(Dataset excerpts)
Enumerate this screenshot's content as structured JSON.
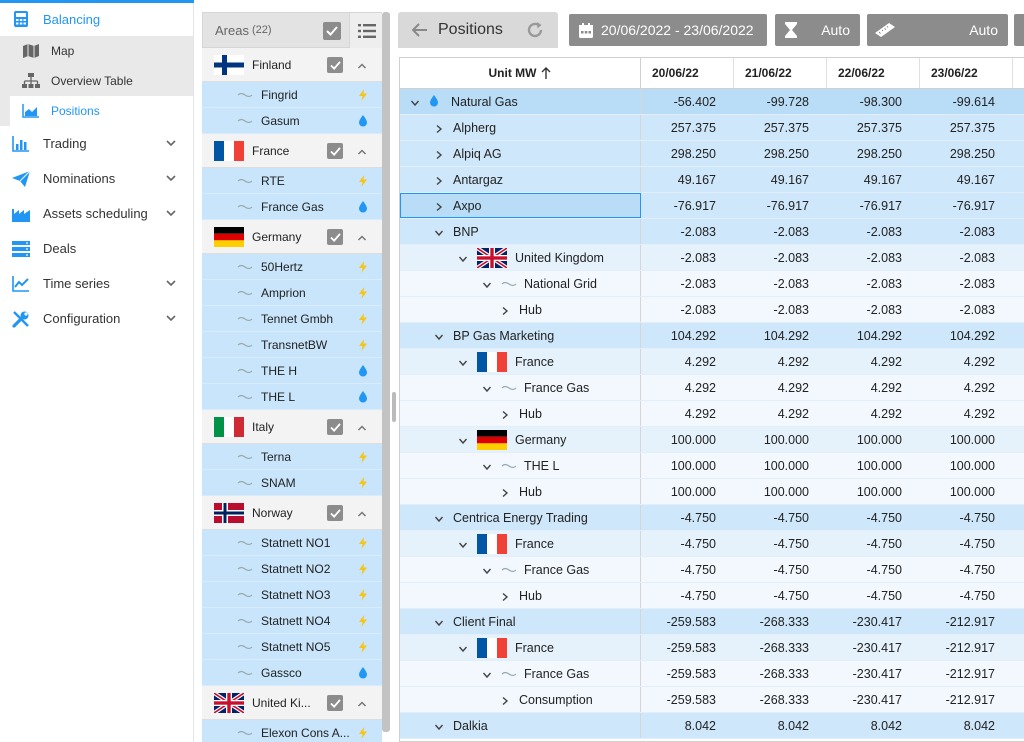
{
  "nav": {
    "brand": {
      "label": "Balancing",
      "icon": "calculator-icon"
    },
    "sub_items": [
      {
        "label": "Map",
        "icon": "map-icon"
      },
      {
        "label": "Overview Table",
        "icon": "sitemap-icon"
      },
      {
        "label": "Positions",
        "icon": "area-chart-icon"
      }
    ],
    "items": [
      {
        "label": "Trading",
        "icon": "bar-chart-icon"
      },
      {
        "label": "Nominations",
        "icon": "paper-plane-icon"
      },
      {
        "label": "Assets scheduling",
        "icon": "factory-icon"
      },
      {
        "label": "Deals",
        "icon": "server-icon"
      },
      {
        "label": "Time series",
        "icon": "line-chart-icon"
      },
      {
        "label": "Configuration",
        "icon": "tools-icon"
      }
    ],
    "accent": "#2196f3"
  },
  "areas": {
    "title": "Areas",
    "count": "(22)",
    "groups": [
      {
        "country": "Finland",
        "flag": "finland-flag",
        "tsos": [
          {
            "name": "Fingrid",
            "type": "power"
          },
          {
            "name": "Gasum",
            "type": "gas"
          }
        ]
      },
      {
        "country": "France",
        "flag": "france-flag",
        "tsos": [
          {
            "name": "RTE",
            "type": "power"
          },
          {
            "name": "France Gas",
            "type": "gas"
          }
        ]
      },
      {
        "country": "Germany",
        "flag": "germany-flag",
        "tsos": [
          {
            "name": "50Hertz",
            "type": "power"
          },
          {
            "name": "Amprion",
            "type": "power"
          },
          {
            "name": "Tennet Gmbh",
            "type": "power"
          },
          {
            "name": "TransnetBW",
            "type": "power"
          },
          {
            "name": "THE H",
            "type": "gas"
          },
          {
            "name": "THE L",
            "type": "gas"
          }
        ]
      },
      {
        "country": "Italy",
        "flag": "italy-flag",
        "tsos": [
          {
            "name": "Terna",
            "type": "power"
          },
          {
            "name": "SNAM",
            "type": "power"
          }
        ]
      },
      {
        "country": "Norway",
        "flag": "norway-flag",
        "tsos": [
          {
            "name": "Statnett NO1",
            "type": "power"
          },
          {
            "name": "Statnett NO2",
            "type": "power"
          },
          {
            "name": "Statnett NO3",
            "type": "power"
          },
          {
            "name": "Statnett NO4",
            "type": "power"
          },
          {
            "name": "Statnett NO5",
            "type": "power"
          },
          {
            "name": "Gassco",
            "type": "gas"
          }
        ]
      },
      {
        "country": "United Ki...",
        "flag": "uk-flag",
        "tsos": [
          {
            "name": "Elexon Cons A...",
            "type": "power"
          }
        ]
      }
    ],
    "power_color": "#f5c518",
    "gas_color": "#2196f3"
  },
  "toolbar": {
    "tab_label": "Positions",
    "date_range": "20/06/2022 - 23/06/2022",
    "granularity": "Auto",
    "unit_scale": "Auto"
  },
  "grid": {
    "unit_header": "Unit MW",
    "sort": "ascending",
    "dates": [
      "20/06/22",
      "21/06/22",
      "22/06/22",
      "23/06/22"
    ],
    "rows": [
      {
        "label": "Natural Gas",
        "level": 0,
        "expanded": true,
        "icon": "gas-drop-icon",
        "values": [
          "-56.402",
          "-99.728",
          "-98.300",
          "-99.614"
        ]
      },
      {
        "label": "Alpherg",
        "level": 1,
        "expanded": false,
        "values": [
          "257.375",
          "257.375",
          "257.375",
          "257.375"
        ]
      },
      {
        "label": "Alpiq AG",
        "level": 1,
        "expanded": false,
        "values": [
          "298.250",
          "298.250",
          "298.250",
          "298.250"
        ]
      },
      {
        "label": "Antargaz",
        "level": 1,
        "expanded": false,
        "values": [
          "49.167",
          "49.167",
          "49.167",
          "49.167"
        ]
      },
      {
        "label": "Axpo",
        "level": 1,
        "expanded": false,
        "selected": true,
        "values": [
          "-76.917",
          "-76.917",
          "-76.917",
          "-76.917"
        ]
      },
      {
        "label": "BNP",
        "level": 1,
        "expanded": true,
        "values": [
          "-2.083",
          "-2.083",
          "-2.083",
          "-2.083"
        ]
      },
      {
        "label": "United Kingdom",
        "level": 2,
        "expanded": true,
        "flag": "uk-flag",
        "values": [
          "-2.083",
          "-2.083",
          "-2.083",
          "-2.083"
        ]
      },
      {
        "label": "National Grid",
        "level": 3,
        "expanded": true,
        "icon": "national-grid-logo",
        "values": [
          "-2.083",
          "-2.083",
          "-2.083",
          "-2.083"
        ]
      },
      {
        "label": "Hub",
        "level": 4,
        "expanded": false,
        "values": [
          "-2.083",
          "-2.083",
          "-2.083",
          "-2.083"
        ]
      },
      {
        "label": "BP Gas Marketing",
        "level": 1,
        "expanded": true,
        "values": [
          "104.292",
          "104.292",
          "104.292",
          "104.292"
        ]
      },
      {
        "label": "France",
        "level": 2,
        "expanded": true,
        "flag": "france-flag",
        "values": [
          "4.292",
          "4.292",
          "4.292",
          "4.292"
        ]
      },
      {
        "label": "France Gas",
        "level": 3,
        "expanded": true,
        "icon": "france-gas-logo",
        "values": [
          "4.292",
          "4.292",
          "4.292",
          "4.292"
        ]
      },
      {
        "label": "Hub",
        "level": 4,
        "expanded": false,
        "values": [
          "4.292",
          "4.292",
          "4.292",
          "4.292"
        ]
      },
      {
        "label": "Germany",
        "level": 2,
        "expanded": true,
        "flag": "germany-flag",
        "values": [
          "100.000",
          "100.000",
          "100.000",
          "100.000"
        ]
      },
      {
        "label": "THE L",
        "level": 3,
        "expanded": true,
        "icon": "the-logo",
        "values": [
          "100.000",
          "100.000",
          "100.000",
          "100.000"
        ]
      },
      {
        "label": "Hub",
        "level": 4,
        "expanded": false,
        "values": [
          "100.000",
          "100.000",
          "100.000",
          "100.000"
        ]
      },
      {
        "label": "Centrica Energy Trading",
        "level": 1,
        "expanded": true,
        "values": [
          "-4.750",
          "-4.750",
          "-4.750",
          "-4.750"
        ]
      },
      {
        "label": "France",
        "level": 2,
        "expanded": true,
        "flag": "france-flag",
        "values": [
          "-4.750",
          "-4.750",
          "-4.750",
          "-4.750"
        ]
      },
      {
        "label": "France Gas",
        "level": 3,
        "expanded": true,
        "icon": "france-gas-logo",
        "values": [
          "-4.750",
          "-4.750",
          "-4.750",
          "-4.750"
        ]
      },
      {
        "label": "Hub",
        "level": 4,
        "expanded": false,
        "values": [
          "-4.750",
          "-4.750",
          "-4.750",
          "-4.750"
        ]
      },
      {
        "label": "Client Final",
        "level": 1,
        "expanded": true,
        "values": [
          "-259.583",
          "-268.333",
          "-230.417",
          "-212.917"
        ]
      },
      {
        "label": "France",
        "level": 2,
        "expanded": true,
        "flag": "france-flag",
        "values": [
          "-259.583",
          "-268.333",
          "-230.417",
          "-212.917"
        ]
      },
      {
        "label": "France Gas",
        "level": 3,
        "expanded": true,
        "icon": "france-gas-logo",
        "values": [
          "-259.583",
          "-268.333",
          "-230.417",
          "-212.917"
        ]
      },
      {
        "label": "Consumption",
        "level": 4,
        "expanded": false,
        "values": [
          "-259.583",
          "-268.333",
          "-230.417",
          "-212.917"
        ]
      },
      {
        "label": "Dalkia",
        "level": 1,
        "expanded": true,
        "values": [
          "8.042",
          "8.042",
          "8.042",
          "8.042"
        ]
      }
    ]
  }
}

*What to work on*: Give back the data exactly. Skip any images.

*Response for this exercise*:
Enumerate this screenshot's content as structured JSON.
{
  "nav": {
    "brand": {
      "label": "Balancing",
      "icon": "calculator-icon"
    },
    "sub_items": [
      {
        "label": "Map",
        "icon": "map-icon"
      },
      {
        "label": "Overview Table",
        "icon": "sitemap-icon"
      },
      {
        "label": "Positions",
        "icon": "area-chart-icon"
      }
    ],
    "items": [
      {
        "label": "Trading",
        "icon": "bar-chart-icon"
      },
      {
        "label": "Nominations",
        "icon": "paper-plane-icon"
      },
      {
        "label": "Assets scheduling",
        "icon": "factory-icon"
      },
      {
        "label": "Deals",
        "icon": "server-icon"
      },
      {
        "label": "Time series",
        "icon": "line-chart-icon"
      },
      {
        "label": "Configuration",
        "icon": "tools-icon"
      }
    ],
    "accent": "#2196f3"
  },
  "areas": {
    "title": "Areas",
    "count": "(22)",
    "groups": [
      {
        "country": "Finland",
        "flag": "finland-flag",
        "tsos": [
          {
            "name": "Fingrid",
            "type": "power"
          },
          {
            "name": "Gasum",
            "type": "gas"
          }
        ]
      },
      {
        "country": "France",
        "flag": "france-flag",
        "tsos": [
          {
            "name": "RTE",
            "type": "power"
          },
          {
            "name": "France Gas",
            "type": "gas"
          }
        ]
      },
      {
        "country": "Germany",
        "flag": "germany-flag",
        "tsos": [
          {
            "name": "50Hertz",
            "type": "power"
          },
          {
            "name": "Amprion",
            "type": "power"
          },
          {
            "name": "Tennet Gmbh",
            "type": "power"
          },
          {
            "name": "TransnetBW",
            "type": "power"
          },
          {
            "name": "THE H",
            "type": "gas"
          },
          {
            "name": "THE L",
            "type": "gas"
          }
        ]
      },
      {
        "country": "Italy",
        "flag": "italy-flag",
        "tsos": [
          {
            "name": "Terna",
            "type": "power"
          },
          {
            "name": "SNAM",
            "type": "power"
          }
        ]
      },
      {
        "country": "Norway",
        "flag": "norway-flag",
        "tsos": [
          {
            "name": "Statnett NO1",
            "type": "power"
          },
          {
            "name": "Statnett NO2",
            "type": "power"
          },
          {
            "name": "Statnett NO3",
            "type": "power"
          },
          {
            "name": "Statnett NO4",
            "type": "power"
          },
          {
            "name": "Statnett NO5",
            "type": "power"
          },
          {
            "name": "Gassco",
            "type": "gas"
          }
        ]
      },
      {
        "country": "United Ki...",
        "flag": "uk-flag",
        "tsos": [
          {
            "name": "Elexon Cons A...",
            "type": "power"
          }
        ]
      }
    ],
    "power_color": "#f5c518",
    "gas_color": "#2196f3"
  },
  "toolbar": {
    "tab_label": "Positions",
    "date_range": "20/06/2022 - 23/06/2022",
    "granularity": "Auto",
    "unit_scale": "Auto"
  },
  "grid": {
    "unit_header": "Unit MW",
    "sort": "ascending",
    "dates": [
      "20/06/22",
      "21/06/22",
      "22/06/22",
      "23/06/22"
    ],
    "rows": [
      {
        "label": "Natural Gas",
        "level": 0,
        "expanded": true,
        "icon": "gas-drop-icon",
        "values": [
          "-56.402",
          "-99.728",
          "-98.300",
          "-99.614"
        ]
      },
      {
        "label": "Alpherg",
        "level": 1,
        "expanded": false,
        "values": [
          "257.375",
          "257.375",
          "257.375",
          "257.375"
        ]
      },
      {
        "label": "Alpiq AG",
        "level": 1,
        "expanded": false,
        "values": [
          "298.250",
          "298.250",
          "298.250",
          "298.250"
        ]
      },
      {
        "label": "Antargaz",
        "level": 1,
        "expanded": false,
        "values": [
          "49.167",
          "49.167",
          "49.167",
          "49.167"
        ]
      },
      {
        "label": "Axpo",
        "level": 1,
        "expanded": false,
        "selected": true,
        "values": [
          "-76.917",
          "-76.917",
          "-76.917",
          "-76.917"
        ]
      },
      {
        "label": "BNP",
        "level": 1,
        "expanded": true,
        "values": [
          "-2.083",
          "-2.083",
          "-2.083",
          "-2.083"
        ]
      },
      {
        "label": "United Kingdom",
        "level": 2,
        "expanded": true,
        "flag": "uk-flag",
        "values": [
          "-2.083",
          "-2.083",
          "-2.083",
          "-2.083"
        ]
      },
      {
        "label": "National Grid",
        "level": 3,
        "expanded": true,
        "icon": "national-grid-logo",
        "values": [
          "-2.083",
          "-2.083",
          "-2.083",
          "-2.083"
        ]
      },
      {
        "label": "Hub",
        "level": 4,
        "expanded": false,
        "values": [
          "-2.083",
          "-2.083",
          "-2.083",
          "-2.083"
        ]
      },
      {
        "label": "BP Gas Marketing",
        "level": 1,
        "expanded": true,
        "values": [
          "104.292",
          "104.292",
          "104.292",
          "104.292"
        ]
      },
      {
        "label": "France",
        "level": 2,
        "expanded": true,
        "flag": "france-flag",
        "values": [
          "4.292",
          "4.292",
          "4.292",
          "4.292"
        ]
      },
      {
        "label": "France Gas",
        "level": 3,
        "expanded": true,
        "icon": "france-gas-logo",
        "values": [
          "4.292",
          "4.292",
          "4.292",
          "4.292"
        ]
      },
      {
        "label": "Hub",
        "level": 4,
        "expanded": false,
        "values": [
          "4.292",
          "4.292",
          "4.292",
          "4.292"
        ]
      },
      {
        "label": "Germany",
        "level": 2,
        "expanded": true,
        "flag": "germany-flag",
        "values": [
          "100.000",
          "100.000",
          "100.000",
          "100.000"
        ]
      },
      {
        "label": "THE L",
        "level": 3,
        "expanded": true,
        "icon": "the-logo",
        "values": [
          "100.000",
          "100.000",
          "100.000",
          "100.000"
        ]
      },
      {
        "label": "Hub",
        "level": 4,
        "expanded": false,
        "values": [
          "100.000",
          "100.000",
          "100.000",
          "100.000"
        ]
      },
      {
        "label": "Centrica Energy Trading",
        "level": 1,
        "expanded": true,
        "values": [
          "-4.750",
          "-4.750",
          "-4.750",
          "-4.750"
        ]
      },
      {
        "label": "France",
        "level": 2,
        "expanded": true,
        "flag": "france-flag",
        "values": [
          "-4.750",
          "-4.750",
          "-4.750",
          "-4.750"
        ]
      },
      {
        "label": "France Gas",
        "level": 3,
        "expanded": true,
        "icon": "france-gas-logo",
        "values": [
          "-4.750",
          "-4.750",
          "-4.750",
          "-4.750"
        ]
      },
      {
        "label": "Hub",
        "level": 4,
        "expanded": false,
        "values": [
          "-4.750",
          "-4.750",
          "-4.750",
          "-4.750"
        ]
      },
      {
        "label": "Client Final",
        "level": 1,
        "expanded": true,
        "values": [
          "-259.583",
          "-268.333",
          "-230.417",
          "-212.917"
        ]
      },
      {
        "label": "France",
        "level": 2,
        "expanded": true,
        "flag": "france-flag",
        "values": [
          "-259.583",
          "-268.333",
          "-230.417",
          "-212.917"
        ]
      },
      {
        "label": "France Gas",
        "level": 3,
        "expanded": true,
        "icon": "france-gas-logo",
        "values": [
          "-259.583",
          "-268.333",
          "-230.417",
          "-212.917"
        ]
      },
      {
        "label": "Consumption",
        "level": 4,
        "expanded": false,
        "values": [
          "-259.583",
          "-268.333",
          "-230.417",
          "-212.917"
        ]
      },
      {
        "label": "Dalkia",
        "level": 1,
        "expanded": true,
        "values": [
          "8.042",
          "8.042",
          "8.042",
          "8.042"
        ]
      }
    ]
  }
}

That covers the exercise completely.